Don Juan in Hell
Also see Richard's review of A Number
The West End Players Guild should be commended for producing a fully staged production of Don Juan in Hell by George Bernard Shaw, originally written as a dream sequence within the third act of Man and Superman. Don Juan in Hell was popularized in the 1950s through a reader's theatre presentation by the First Drama Quartette (Charles Boyer, Sir Cedric Hardwicke, Charles Laughton, and Agnes Moorehead) and is often performed in that format. However, presenting this work as a fully staged play brings a depth and liveliness which a staged reading cannot provide, and helps combat the occasional verbosity of the text.
Putting on a revival of Don Juan in Hell is a challenge because the company must find some way to both remain true to Shaw's play and deal with the changing expectations of theatregoers. There is very little action and a lot of talking (100 minutes worth, without intermission) about things like The Life Force and The Eternal Female, and the modern audience member could not be faulted for wondering if he or she wandered into a college debating hall, circa 1900, by mistake. In addition, some concepts which form a background to the discussions onstage are positively offensive today, while others are simply unfamiliar, so full appreciation of the performance requires intellectual effort as well as stamina. Director Steve Callahan and his able cast have done everything in their powers to bring this play to life, and those willing to make the effort to enter the imaginative world of Don Juan in Hell will find their efforts amply rewarded. On the other hand, those not fluent in the concepts of Nietzsche and Schopenhauer can still spend a pleasant evening with Don Juan and his companions, enjoying the interplay among the characters and the many Shavian reversals and witticisms salted within the lengthier discourses, including "An Englishman thinks he is moral when he is only uncomfortable," "Marriage is the most licentious of all institutions" and "Hell is full of musical amateurs."

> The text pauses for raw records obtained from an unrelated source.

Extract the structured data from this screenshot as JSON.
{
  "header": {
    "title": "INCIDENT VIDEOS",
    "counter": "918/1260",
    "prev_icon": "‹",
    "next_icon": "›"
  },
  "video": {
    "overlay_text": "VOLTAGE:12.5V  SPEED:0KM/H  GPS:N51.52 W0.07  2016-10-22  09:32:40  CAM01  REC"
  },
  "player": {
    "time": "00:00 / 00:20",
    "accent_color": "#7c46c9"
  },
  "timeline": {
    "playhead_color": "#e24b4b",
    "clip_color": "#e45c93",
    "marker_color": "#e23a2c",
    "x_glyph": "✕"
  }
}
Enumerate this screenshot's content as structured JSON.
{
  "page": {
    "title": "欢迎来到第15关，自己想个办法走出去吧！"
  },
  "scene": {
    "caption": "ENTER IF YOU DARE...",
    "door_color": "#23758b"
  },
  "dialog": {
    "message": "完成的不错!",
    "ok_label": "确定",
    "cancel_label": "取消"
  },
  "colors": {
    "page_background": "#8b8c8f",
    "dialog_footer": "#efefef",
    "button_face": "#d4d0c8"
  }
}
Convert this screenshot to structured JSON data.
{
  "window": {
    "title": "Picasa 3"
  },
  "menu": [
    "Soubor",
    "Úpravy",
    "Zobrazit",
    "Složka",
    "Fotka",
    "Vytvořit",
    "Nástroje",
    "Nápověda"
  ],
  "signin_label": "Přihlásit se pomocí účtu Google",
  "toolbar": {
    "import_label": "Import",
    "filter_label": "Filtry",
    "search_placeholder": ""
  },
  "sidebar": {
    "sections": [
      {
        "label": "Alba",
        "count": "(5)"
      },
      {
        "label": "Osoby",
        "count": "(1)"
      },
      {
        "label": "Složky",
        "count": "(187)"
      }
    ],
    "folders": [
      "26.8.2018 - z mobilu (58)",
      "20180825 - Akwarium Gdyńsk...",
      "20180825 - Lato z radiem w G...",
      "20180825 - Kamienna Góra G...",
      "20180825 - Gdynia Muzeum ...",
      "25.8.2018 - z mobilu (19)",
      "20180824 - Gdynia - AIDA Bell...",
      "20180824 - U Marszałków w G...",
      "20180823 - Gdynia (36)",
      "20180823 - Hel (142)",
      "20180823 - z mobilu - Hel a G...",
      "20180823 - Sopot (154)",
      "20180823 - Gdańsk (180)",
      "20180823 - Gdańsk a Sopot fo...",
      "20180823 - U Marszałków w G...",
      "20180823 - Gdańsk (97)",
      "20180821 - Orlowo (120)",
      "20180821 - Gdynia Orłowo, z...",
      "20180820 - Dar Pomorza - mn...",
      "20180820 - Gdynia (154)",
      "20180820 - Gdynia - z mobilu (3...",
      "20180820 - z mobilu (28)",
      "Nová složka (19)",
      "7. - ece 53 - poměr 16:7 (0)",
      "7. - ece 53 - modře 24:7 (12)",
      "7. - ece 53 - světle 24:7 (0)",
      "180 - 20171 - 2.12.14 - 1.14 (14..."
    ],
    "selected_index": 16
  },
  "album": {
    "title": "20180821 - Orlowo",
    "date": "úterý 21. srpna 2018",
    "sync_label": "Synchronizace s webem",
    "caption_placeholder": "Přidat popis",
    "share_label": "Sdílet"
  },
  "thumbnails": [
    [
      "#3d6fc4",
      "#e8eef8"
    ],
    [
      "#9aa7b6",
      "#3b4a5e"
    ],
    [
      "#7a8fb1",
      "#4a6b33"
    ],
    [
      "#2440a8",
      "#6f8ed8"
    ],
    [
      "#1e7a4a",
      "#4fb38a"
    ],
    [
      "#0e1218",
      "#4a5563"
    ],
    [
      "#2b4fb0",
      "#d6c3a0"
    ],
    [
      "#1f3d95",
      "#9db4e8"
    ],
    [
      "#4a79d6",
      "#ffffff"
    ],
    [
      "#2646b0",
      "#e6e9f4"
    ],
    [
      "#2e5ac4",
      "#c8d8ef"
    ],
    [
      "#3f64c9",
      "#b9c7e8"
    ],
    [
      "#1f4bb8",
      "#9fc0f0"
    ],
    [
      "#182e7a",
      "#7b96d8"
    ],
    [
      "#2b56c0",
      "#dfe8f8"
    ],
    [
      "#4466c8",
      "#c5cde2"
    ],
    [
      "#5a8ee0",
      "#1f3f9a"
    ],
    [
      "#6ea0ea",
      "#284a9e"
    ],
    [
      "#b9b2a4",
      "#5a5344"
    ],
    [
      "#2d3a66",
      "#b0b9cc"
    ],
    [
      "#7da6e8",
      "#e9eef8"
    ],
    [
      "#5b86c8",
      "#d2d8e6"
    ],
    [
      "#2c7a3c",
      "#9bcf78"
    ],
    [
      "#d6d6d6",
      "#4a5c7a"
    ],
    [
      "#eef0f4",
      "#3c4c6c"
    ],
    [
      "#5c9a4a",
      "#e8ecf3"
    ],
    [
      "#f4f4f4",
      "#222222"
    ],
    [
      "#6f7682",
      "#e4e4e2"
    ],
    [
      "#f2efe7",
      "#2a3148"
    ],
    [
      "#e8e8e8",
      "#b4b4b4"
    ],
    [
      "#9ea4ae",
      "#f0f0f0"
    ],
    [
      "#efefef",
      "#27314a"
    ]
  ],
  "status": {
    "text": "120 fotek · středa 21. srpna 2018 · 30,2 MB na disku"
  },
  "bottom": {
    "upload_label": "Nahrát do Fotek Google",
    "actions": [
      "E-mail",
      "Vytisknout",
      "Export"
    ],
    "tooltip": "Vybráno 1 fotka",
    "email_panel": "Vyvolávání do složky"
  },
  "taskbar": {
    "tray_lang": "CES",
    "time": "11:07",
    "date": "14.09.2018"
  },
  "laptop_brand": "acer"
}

The action in Don Juan in Hell takes place, not surprisingly, in Hell, or perhaps in the Sierra Nevada, where John Tanner, the leading character of Man and Superman, has fallen asleep and has the dream which makes up this play. Either location is ably suggested by the set designed by Steve Callahan from minimal means. This is not the Hell you may be familiar with from Sunday School, however: it's not a place of torment (except for the boredom Don Juan complains of) and there's no barrier between heaven and hell; anyone dissatisfied with their current location can go to the other whenever they like. The action, such as it is, concerns the reunion of three characters from the Don Juan legend, best known from Mozart's opera Don Giovanni: Don Juan, Dona Aña, and The Statue (Dona Aña's father), who meet up with the fourth character, The Devil.
Don Juan, who is more a mouthpiece for Shaw's philosophical ideas than the legendary womanizer whose name he carries, is a difficult role which requires the actor to deliver, without irony, lines such as, "I tell you that as long as I can conceive something better than myself I cannot be easy unless I am striving to bring it into existence or clearing the way for it." Nonetheless, Jason Meyers plays Don Juan with great conviction and animation, proving himself a worthy champion of Shaw's philosophy while simultaneously injecting life into the role. Robert Beck plays the Devil with great wit and restraint and provides a worthy adversary to Don Juan; between the two of them, they seem to do about three-quarters of the talking in this play. Dona Aña has the thankless task of defending conventional morality, a role which threatens to place her in a position similar to that of Margaret Dumont in the Marx Brothers movies, but Lilith Baker pulls it off and holds her own among the boys. Richard Lewis as The Statue offers a welcome contrast to his more verbose male companions and keeps the philosophical discussions from spinning off entirely into space.
The costume design for Don Juan in Hell, which is uncredited, is simple and effective: drawing on the reader's theatre tradition, all the players wear evening clothes. Dona Aña has the only costume change, transforming herself from an elderly hag in a black cloak to a stunning young woman in a backless red evening gown, which not coincidentally shows off her tattoos to full advantage. Befitting marble, the Statue wears a white tux, and Don Juan and the Devil wear black tuxes, the Devil distinguished by a red boutonnière. Sound design, credited to "Chuck Lavazzi and G.B. Shaw" is also simple and effective, drawing primarily on music from Mozart's opera, and lighting design by Amy Ruprecht Belt clearly delineates the action within the small stage area at Union Avenue Christian Church.
Don Juan in Hell will be performed by the West End Players Guild at Union Avenue Christian Church through January 28, 2007. The box office number is 314-367- 0025, their website is www.westendplayers.org. Their next production will be The Unexpected Guest by Agatha Christie, directed by Mike Miko, which will run March 9-11 and March 16-18, 2007.